* [Directions]
Reproduce the lines below exactly. Skip images.

══ Data to process ══

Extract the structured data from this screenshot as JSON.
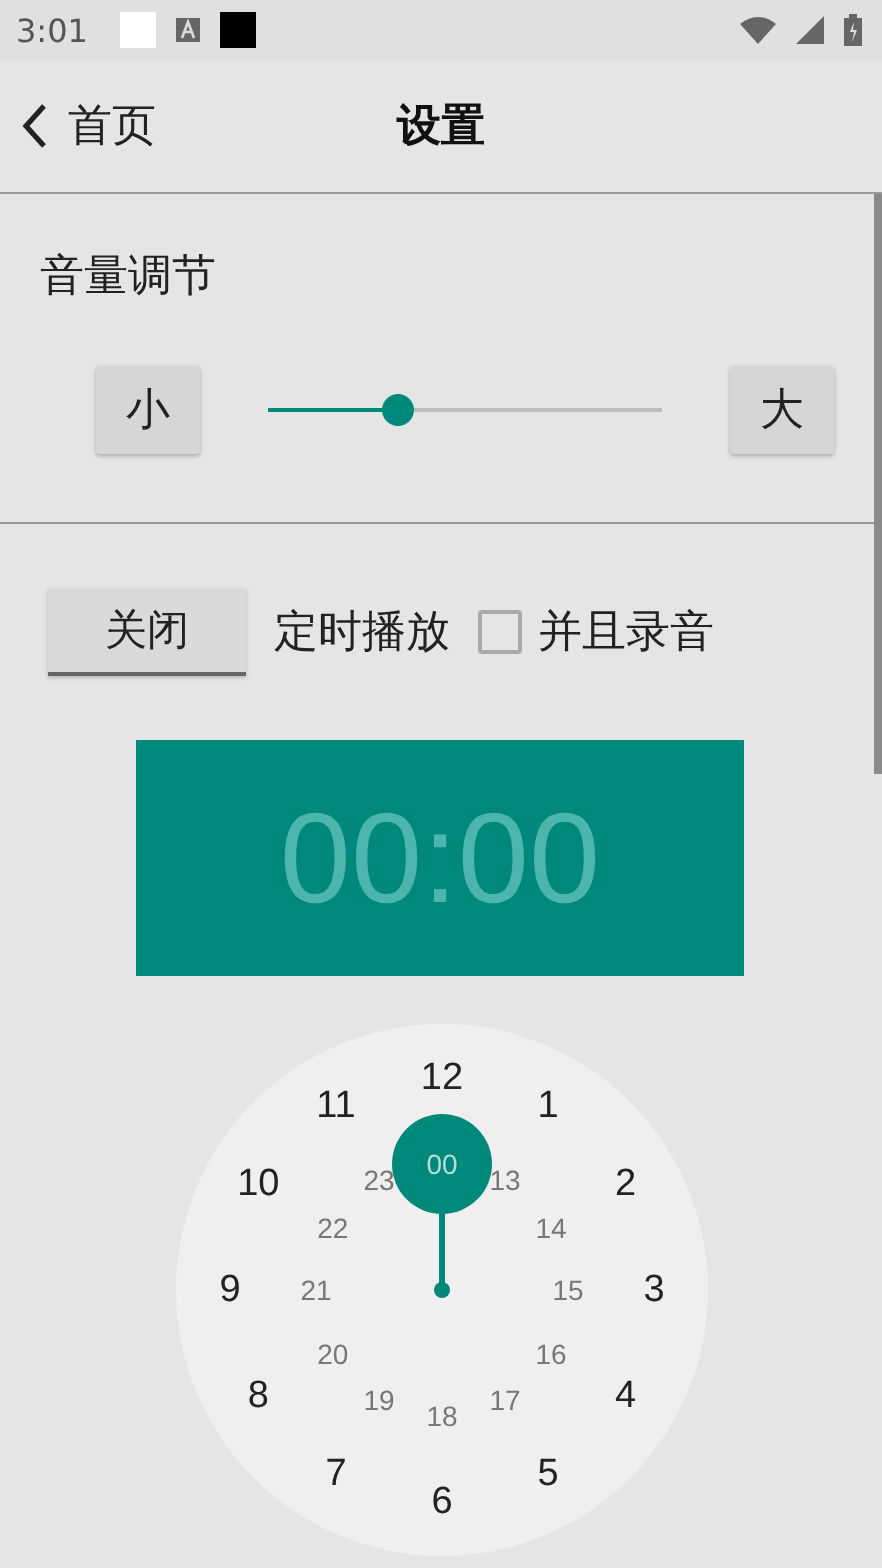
{
  "status_bar": {
    "time": "3:01"
  },
  "toolbar": {
    "back_label": "首页",
    "title": "设置"
  },
  "volume": {
    "title": "音量调节",
    "decrease": "小",
    "increase": "大",
    "level": 0.33
  },
  "timer": {
    "toggle": "关闭",
    "label": "定时播放",
    "record": {
      "label": "并且录音",
      "checked": false
    },
    "display": "00:00"
  },
  "clock": {
    "outer": [
      {
        "label": "12",
        "selected": false
      },
      {
        "label": "1",
        "selected": false
      },
      {
        "label": "2",
        "selected": false
      },
      {
        "label": "3",
        "selected": false
      },
      {
        "label": "4",
        "selected": false
      },
      {
        "label": "5",
        "selected": false
      },
      {
        "label": "6",
        "selected": false
      },
      {
        "label": "7",
        "selected": false
      },
      {
        "label": "8",
        "selected": false
      },
      {
        "label": "9",
        "selected": false
      },
      {
        "label": "10",
        "selected": false
      },
      {
        "label": "11",
        "selected": false
      }
    ],
    "inner": [
      {
        "label": "00",
        "selected": true
      },
      {
        "label": "13",
        "selected": false
      },
      {
        "label": "14",
        "selected": false
      },
      {
        "label": "15",
        "selected": false
      },
      {
        "label": "16",
        "selected": false
      },
      {
        "label": "17",
        "selected": false
      },
      {
        "label": "18",
        "selected": false
      },
      {
        "label": "19",
        "selected": false
      },
      {
        "label": "20",
        "selected": false
      },
      {
        "label": "21",
        "selected": false
      },
      {
        "label": "22",
        "selected": false
      },
      {
        "label": "23",
        "selected": false
      }
    ]
  }
}
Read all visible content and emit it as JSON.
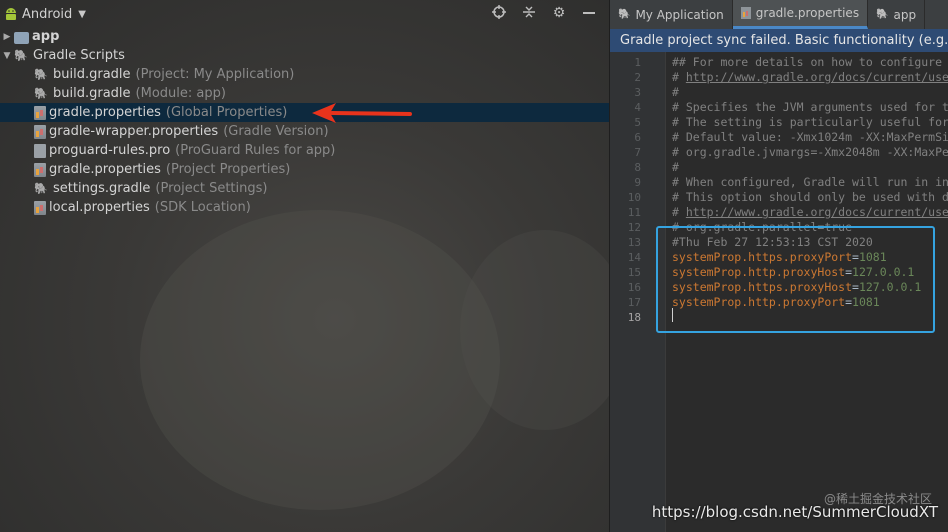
{
  "project_pane": {
    "view_name": "Android",
    "tree": [
      {
        "name": "app",
        "hint": "",
        "icon": "folder-icon",
        "level": 0,
        "expanded": false
      },
      {
        "name": "Gradle Scripts",
        "hint": "",
        "icon": "gradle-icon",
        "level": 0,
        "expanded": true
      },
      {
        "name": "build.gradle",
        "hint": "(Project: My Application)",
        "icon": "gradle-icon",
        "level": 1
      },
      {
        "name": "build.gradle",
        "hint": "(Module: app)",
        "icon": "gradle-icon",
        "level": 1
      },
      {
        "name": "gradle.properties",
        "hint": "(Global Properties)",
        "icon": "properties-file-icon",
        "level": 1,
        "selected": true
      },
      {
        "name": "gradle-wrapper.properties",
        "hint": "(Gradle Version)",
        "icon": "properties-file-icon",
        "level": 1
      },
      {
        "name": "proguard-rules.pro",
        "hint": "(ProGuard Rules for app)",
        "icon": "proguard-file-icon",
        "level": 1
      },
      {
        "name": "gradle.properties",
        "hint": "(Project Properties)",
        "icon": "properties-file-icon",
        "level": 1
      },
      {
        "name": "settings.gradle",
        "hint": "(Project Settings)",
        "icon": "gradle-icon",
        "level": 1
      },
      {
        "name": "local.properties",
        "hint": "(SDK Location)",
        "icon": "properties-file-icon",
        "level": 1
      }
    ]
  },
  "editor": {
    "tabs": [
      {
        "label": "My Application",
        "icon": "gradle-icon",
        "active": false
      },
      {
        "label": "gradle.properties",
        "icon": "properties-file-icon",
        "active": true
      },
      {
        "label": "app",
        "icon": "gradle-icon",
        "active": false
      }
    ],
    "sync_banner": "Gradle project sync failed. Basic functionality (e.g. ed",
    "current_line": 18,
    "lines": [
      {
        "n": "1",
        "parts": [
          {
            "t": "## For more details on how to configure",
            "c": "comment"
          }
        ]
      },
      {
        "n": "2",
        "parts": [
          {
            "t": "# ",
            "c": "comment"
          },
          {
            "t": "http://www.gradle.org/docs/current/use",
            "c": "link"
          }
        ]
      },
      {
        "n": "3",
        "parts": [
          {
            "t": "#",
            "c": "comment"
          }
        ]
      },
      {
        "n": "4",
        "parts": [
          {
            "t": "# Specifies the JVM arguments used for t",
            "c": "comment"
          }
        ]
      },
      {
        "n": "5",
        "parts": [
          {
            "t": "# The setting is particularly useful for",
            "c": "comment"
          }
        ]
      },
      {
        "n": "6",
        "parts": [
          {
            "t": "# Default value: -Xmx1024m -XX:MaxPermSi",
            "c": "comment"
          }
        ]
      },
      {
        "n": "7",
        "parts": [
          {
            "t": "# org.gradle.jvmargs=-Xmx2048m -XX:MaxPe",
            "c": "comment"
          }
        ]
      },
      {
        "n": "8",
        "parts": [
          {
            "t": "#",
            "c": "comment"
          }
        ]
      },
      {
        "n": "9",
        "parts": [
          {
            "t": "# When configured, Gradle will run in in",
            "c": "comment"
          }
        ]
      },
      {
        "n": "10",
        "parts": [
          {
            "t": "# This option should only be used with d",
            "c": "comment"
          }
        ]
      },
      {
        "n": "11",
        "parts": [
          {
            "t": "# ",
            "c": "comment"
          },
          {
            "t": "http://www.gradle.org/docs/current/use",
            "c": "link"
          }
        ]
      },
      {
        "n": "12",
        "parts": [
          {
            "t": "# org.gradle.parallel=true",
            "c": "comment"
          }
        ]
      },
      {
        "n": "13",
        "parts": [
          {
            "t": "#Thu Feb 27 12:53:13 CST 2020",
            "c": "comment"
          }
        ]
      },
      {
        "n": "14",
        "parts": [
          {
            "t": "systemProp.https.proxyPort",
            "c": "key"
          },
          {
            "t": "=",
            "c": "eq"
          },
          {
            "t": "1081",
            "c": "val"
          }
        ]
      },
      {
        "n": "15",
        "parts": [
          {
            "t": "systemProp.http.proxyHost",
            "c": "key"
          },
          {
            "t": "=",
            "c": "eq"
          },
          {
            "t": "127.0.0.1",
            "c": "val"
          }
        ]
      },
      {
        "n": "16",
        "parts": [
          {
            "t": "systemProp.https.proxyHost",
            "c": "key"
          },
          {
            "t": "=",
            "c": "eq"
          },
          {
            "t": "127.0.0.1",
            "c": "val"
          }
        ]
      },
      {
        "n": "17",
        "parts": [
          {
            "t": "systemProp.http.proxyPort",
            "c": "key"
          },
          {
            "t": "=",
            "c": "eq"
          },
          {
            "t": "1081",
            "c": "val"
          }
        ]
      },
      {
        "n": "18",
        "parts": []
      }
    ]
  },
  "watermark": "https://blog.csdn.net/SummerCloudXT",
  "watermark_site": "@稀土掘金技术社区",
  "colors": {
    "selection": "#0d293e",
    "highlight_box": "#35a3e0",
    "annotation_arrow": "#e8331c",
    "banner": "#2e4b74"
  }
}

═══

* [Answer to the problem]
Extract the structured data from this screenshot as JSON.
{
  "status_bar": {
    "time": "3:01"
  },
  "toolbar": {
    "back_label": "首页",
    "title": "设置"
  },
  "volume": {
    "title": "音量调节",
    "decrease": "小",
    "increase": "大",
    "level": 0.33
  },
  "timer": {
    "toggle": "关闭",
    "label": "定时播放",
    "record": {
      "label": "并且录音",
      "checked": false
    },
    "display": "00:00"
  },
  "clock": {
    "outer": [
      {
        "label": "12",
        "selected": false
      },
      {
        "label": "1",
        "selected": false
      },
      {
        "label": "2",
        "selected": false
      },
      {
        "label": "3",
        "selected": false
      },
      {
        "label": "4",
        "selected": false
      },
      {
        "label": "5",
        "selected": false
      },
      {
        "label": "6",
        "selected": false
      },
      {
        "label": "7",
        "selected": false
      },
      {
        "label": "8",
        "selected": false
      },
      {
        "label": "9",
        "selected": false
      },
      {
        "label": "10",
        "selected": false
      },
      {
        "label": "11",
        "selected": false
      }
    ],
    "inner": [
      {
        "label": "00",
        "selected": true
      },
      {
        "label": "13",
        "selected": false
      },
      {
        "label": "14",
        "selected": false
      },
      {
        "label": "15",
        "selected": false
      },
      {
        "label": "16",
        "selected": false
      },
      {
        "label": "17",
        "selected": false
      },
      {
        "label": "18",
        "selected": false
      },
      {
        "label": "19",
        "selected": false
      },
      {
        "label": "20",
        "selected": false
      },
      {
        "label": "21",
        "selected": false
      },
      {
        "label": "22",
        "selected": false
      },
      {
        "label": "23",
        "selected": false
      }
    ]
  }
}
Read all visible content and emit it as JSON.
{
  "project_pane": {
    "view_name": "Android",
    "tree": [
      {
        "name": "app",
        "hint": "",
        "icon": "folder-icon",
        "level": 0,
        "expanded": false
      },
      {
        "name": "Gradle Scripts",
        "hint": "",
        "icon": "gradle-icon",
        "level": 0,
        "expanded": true
      },
      {
        "name": "build.gradle",
        "hint": "(Project: My Application)",
        "icon": "gradle-icon",
        "level": 1
      },
      {
        "name": "build.gradle",
        "hint": "(Module: app)",
        "icon": "gradle-icon",
        "level": 1
      },
      {
        "name": "gradle.properties",
        "hint": "(Global Properties)",
        "icon": "properties-file-icon",
        "level": 1,
        "selected": true
      },
      {
        "name": "gradle-wrapper.properties",
        "hint": "(Gradle Version)",
        "icon": "properties-file-icon",
        "level": 1
      },
      {
        "name": "proguard-rules.pro",
        "hint": "(ProGuard Rules for app)",
        "icon": "proguard-file-icon",
        "level": 1
      },
      {
        "name": "gradle.properties",
        "hint": "(Project Properties)",
        "icon": "properties-file-icon",
        "level": 1
      },
      {
        "name": "settings.gradle",
        "hint": "(Project Settings)",
        "icon": "gradle-icon",
        "level": 1
      },
      {
        "name": "local.properties",
        "hint": "(SDK Location)",
        "icon": "properties-file-icon",
        "level": 1
      }
    ]
  },
  "editor": {
    "tabs": [
      {
        "label": "My Application",
        "icon": "gradle-icon",
        "active": false
      },
      {
        "label": "gradle.properties",
        "icon": "properties-file-icon",
        "active": true
      },
      {
        "label": "app",
        "icon": "gradle-icon",
        "active": false
      }
    ],
    "sync_banner": "Gradle project sync failed. Basic functionality (e.g. ed",
    "current_line": 18,
    "lines": [
      {
        "n": "1",
        "parts": [
          {
            "t": "## For more details on how to configure",
            "c": "comment"
          }
        ]
      },
      {
        "n": "2",
        "parts": [
          {
            "t": "# ",
            "c": "comment"
          },
          {
            "t": "http://www.gradle.org/docs/current/use",
            "c": "link"
          }
        ]
      },
      {
        "n": "3",
        "parts": [
          {
            "t": "#",
            "c": "comment"
          }
        ]
      },
      {
        "n": "4",
        "parts": [
          {
            "t": "# Specifies the JVM arguments used for t",
            "c": "comment"
          }
        ]
      },
      {
        "n": "5",
        "parts": [
          {
            "t": "# The setting is particularly useful for",
            "c": "comment"
          }
        ]
      },
      {
        "n": "6",
        "parts": [
          {
            "t": "# Default value: -Xmx1024m -XX:MaxPermSi",
            "c": "comment"
          }
        ]
      },
      {
        "n": "7",
        "parts": [
          {
            "t": "# org.gradle.jvmargs=-Xmx2048m -XX:MaxPe",
            "c": "comment"
          }
        ]
      },
      {
        "n": "8",
        "parts": [
          {
            "t": "#",
            "c": "comment"
          }
        ]
      },
      {
        "n": "9",
        "parts": [
          {
            "t": "# When configured, Gradle will run in in",
            "c": "comment"
          }
        ]
      },
      {
        "n": "10",
        "parts": [
          {
            "t": "# This option should only be used with d",
            "c": "comment"
          }
        ]
      },
      {
        "n": "11",
        "parts": [
          {
            "t": "# ",
            "c": "comment"
          },
          {
            "t": "http://www.gradle.org/docs/current/use",
            "c": "link"
          }
        ]
      },
      {
        "n": "12",
        "parts": [
          {
            "t": "# org.gradle.parallel=true",
            "c": "comment"
          }
        ]
      },
      {
        "n": "13",
        "parts": [
          {
            "t": "#Thu Feb 27 12:53:13 CST 2020",
            "c": "comment"
          }
        ]
      },
      {
        "n": "14",
        "parts": [
          {
            "t": "systemProp.https.proxyPort",
            "c": "key"
          },
          {
            "t": "=",
            "c": "eq"
          },
          {
            "t": "1081",
            "c": "val"
          }
        ]
      },
      {
        "n": "15",
        "parts": [
          {
            "t": "systemProp.http.proxyHost",
            "c": "key"
          },
          {
            "t": "=",
            "c": "eq"
          },
          {
            "t": "127.0.0.1",
            "c": "val"
          }
        ]
      },
      {
        "n": "16",
        "parts": [
          {
            "t": "systemProp.https.proxyHost",
            "c": "key"
          },
          {
            "t": "=",
            "c": "eq"
          },
          {
            "t": "127.0.0.1",
            "c": "val"
          }
        ]
      },
      {
        "n": "17",
        "parts": [
          {
            "t": "systemProp.http.proxyPort",
            "c": "key"
          },
          {
            "t": "=",
            "c": "eq"
          },
          {
            "t": "1081",
            "c": "val"
          }
        ]
      },
      {
        "n": "18",
        "parts": []
      }
    ]
  },
  "watermark": "https://blog.csdn.net/SummerCloudXT",
  "watermark_site": "@稀土掘金技术社区",
  "colors": {
    "selection": "#0d293e",
    "highlight_box": "#35a3e0",
    "annotation_arrow": "#e8331c",
    "banner": "#2e4b74"
  }
}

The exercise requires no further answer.